The last 12 months have brought seismic changes to most areas of life and the film industry has been no exception.
A year that began with a moment almost universally celebrated in Hollywood – Parasite’s best picture win at the Oscars – ends amid a raging debate over the future of cinema, after the shift towards streaming progressed at a rate sure to send shivers down the spine of any cinema owner.
Scrambling studios faced huge strategic decisions when the pandemic closed cinemas around the world in early 2020 and cut off a key source of income.
While many – including MGM with James Bond flick No Time To Die – tried to outrun the health crisis by delaying release, others – such as Disney with Mulan – turned to streaming.
Both decisions were decried by cinema chains.
No Time To Die was the first major blockbuster to be delayed as the enormity of the pandemic became apparent.
Its April release was pushed back to November, and then again to April next year. The latter move led to Cineworld temporarily closing more than 600 sites in the UK and the US as chains struggled to coax customers back through the doors after the initial lockdown.
Other films pushed from 2020 included sci-fi epic Dune, action sequel Top Gun: Maverick, Marvel tentpole Black Widow, horror flick A Quiet Place Part II and Ghostbusters: Afterlife.
Notably, one blockbuster did arrive in the summer – British-American filmmaker Christopher Nolan, a staunch defender of the cinematic experience, did his best to throw a lifeline to cinemas with the August release of his time-bending espionage thriller Tenet.

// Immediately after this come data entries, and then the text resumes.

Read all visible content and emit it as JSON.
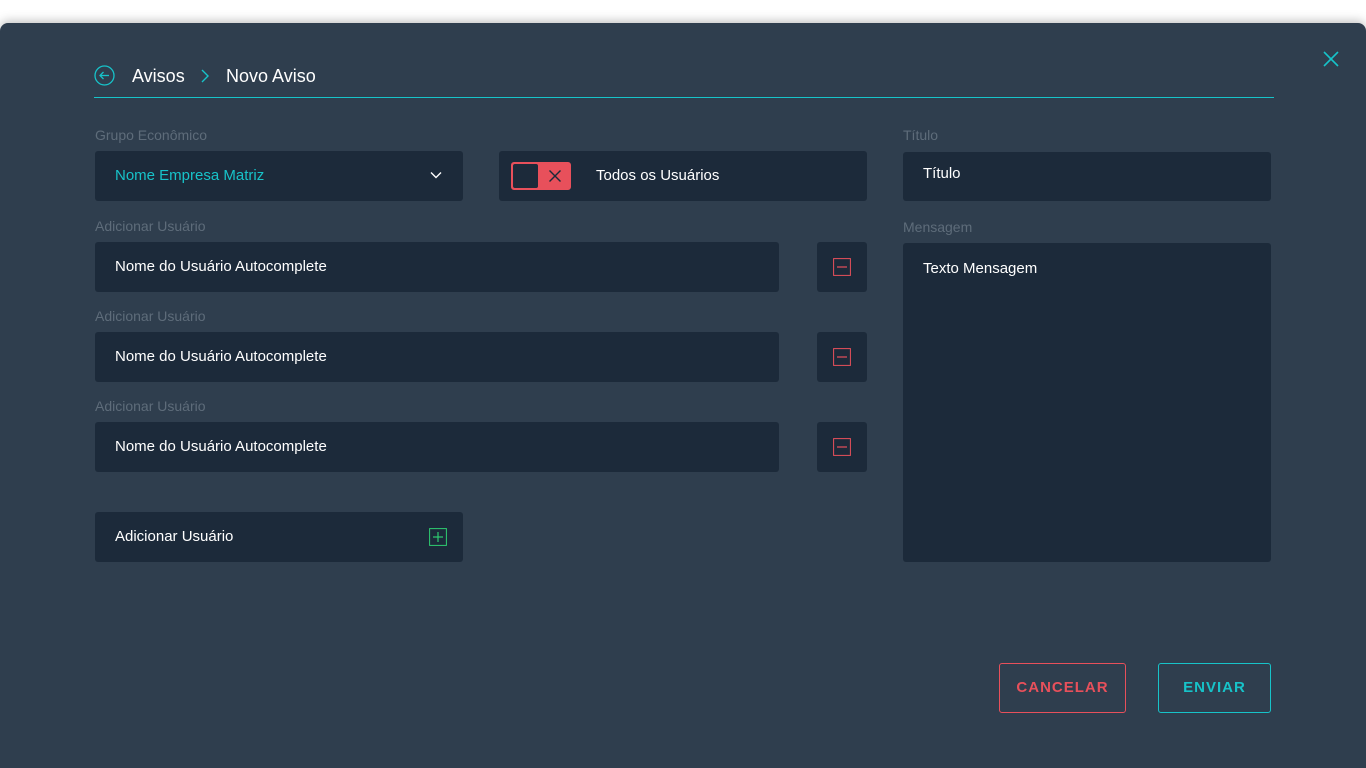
{
  "breadcrumb": {
    "parent": "Avisos",
    "current": "Novo Aviso"
  },
  "grupo": {
    "label": "Grupo Econômico",
    "value": "Nome Empresa Matriz"
  },
  "all_users_toggle": {
    "label": "Todos os Usuários",
    "enabled": false
  },
  "users": [
    {
      "label": "Adicionar Usuário",
      "value": "Nome do Usuário Autocomplete"
    },
    {
      "label": "Adicionar Usuário",
      "value": "Nome do Usuário Autocomplete"
    },
    {
      "label": "Adicionar Usuário",
      "value": "Nome do Usuário Autocomplete"
    }
  ],
  "add_user_button": "Adicionar Usuário",
  "titulo": {
    "label": "Título",
    "placeholder": "Título"
  },
  "mensagem": {
    "label": "Mensagem",
    "placeholder": "Texto Mensagem"
  },
  "actions": {
    "cancel": "CANCELAR",
    "send": "ENVIAR"
  },
  "colors": {
    "background": "#2f3e4e",
    "field": "#1c2a3a",
    "accent": "#17c3c9",
    "danger": "#e8505b",
    "success": "#2ecc71"
  },
  "icons": {
    "close": "close-icon",
    "back": "back-arrow-icon",
    "separator": "chevron-right-icon",
    "dropdown": "chevron-down-icon",
    "toggle": "x-icon",
    "remove": "minus-icon",
    "add": "plus-icon"
  }
}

Warner Bros may wish it could turn the clock back to before it made the bold move, after its reward was a disappointing box office return, especially in the US where cinemas in the key markets of Los Angeles and New York remained closed.
Tenet’s relative failure may have played into WarnerMedia’s announcement earlier this month that its entire slate of 2021 films will arrive on the HBO Max streaming service at the same time as in cinemas in the US.

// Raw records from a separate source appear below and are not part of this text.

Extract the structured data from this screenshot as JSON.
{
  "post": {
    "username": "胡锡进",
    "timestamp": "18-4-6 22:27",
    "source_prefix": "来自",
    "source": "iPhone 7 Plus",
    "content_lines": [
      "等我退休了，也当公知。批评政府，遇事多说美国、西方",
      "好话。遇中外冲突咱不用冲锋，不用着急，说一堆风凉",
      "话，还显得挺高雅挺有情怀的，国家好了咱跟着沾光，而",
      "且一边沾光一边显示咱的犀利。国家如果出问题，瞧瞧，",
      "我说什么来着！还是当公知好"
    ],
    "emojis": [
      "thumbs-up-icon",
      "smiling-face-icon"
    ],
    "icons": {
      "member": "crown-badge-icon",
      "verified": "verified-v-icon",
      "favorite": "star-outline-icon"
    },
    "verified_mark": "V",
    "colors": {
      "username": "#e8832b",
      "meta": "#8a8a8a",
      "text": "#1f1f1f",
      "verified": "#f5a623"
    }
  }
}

The move shook the industry and provoked fury in some quarters.
Nolan and his fellow A-list director Denis Villeneuve – whose latest film Dune will fall under Warner Bros’ new strategy – were among those openly criticising the entertainment giant.
Nolan was especially strident in his criticism, saying: “Some of our industry’s biggest filmmakers and most important movie stars went to bed the night before thinking they were working for the greatest movie studio and woke up to find out they were working for the worst streaming service.”
Supporters of WarnerMedia’s strategy to boost subscriptions to HBO Max pointed to the success of Netflix and Disney+, which have gone from strength to strength during the pandemic.
A captive global audience fuelled market leader Netflix to more than 195 million subscribers, while Disney smashed its own projections.
Content rich Disney+, which launched in the UK in March, has almost 87 million subscribers, according to the latest figures. The entertainment behemoth had targeted 90 million over its first four years.
While the story of 2020 has been the films that did not arrive, fans were still treated to several major releases.
Bong Joon-Ho’s darkly comic Parasite arrived in the UK in February, a month after the Safdie brothers’ heart-in-mouth crime caper Uncut Gems.
After several delays, Wonder Woman 1984, with Israeli actress Gal Gadot in the main role, has been released in cinemas.
Netflix, unencumbered by the need for theatrical releases, offered a stream of acclaimed films, including Spike Lee’s Da 5 Bloods, political drama The Trial Of The Chicago 7 and David Fincher’s black-and-white masterpiece Mank.
The latter, starring Gary Oldman as drunken screenwriter Herman J Mankiewicz as he grappled with the script for Citizen Kane, is an ode to a bygone age of Hollywood.
The next 12 months may drag the industry into a new one.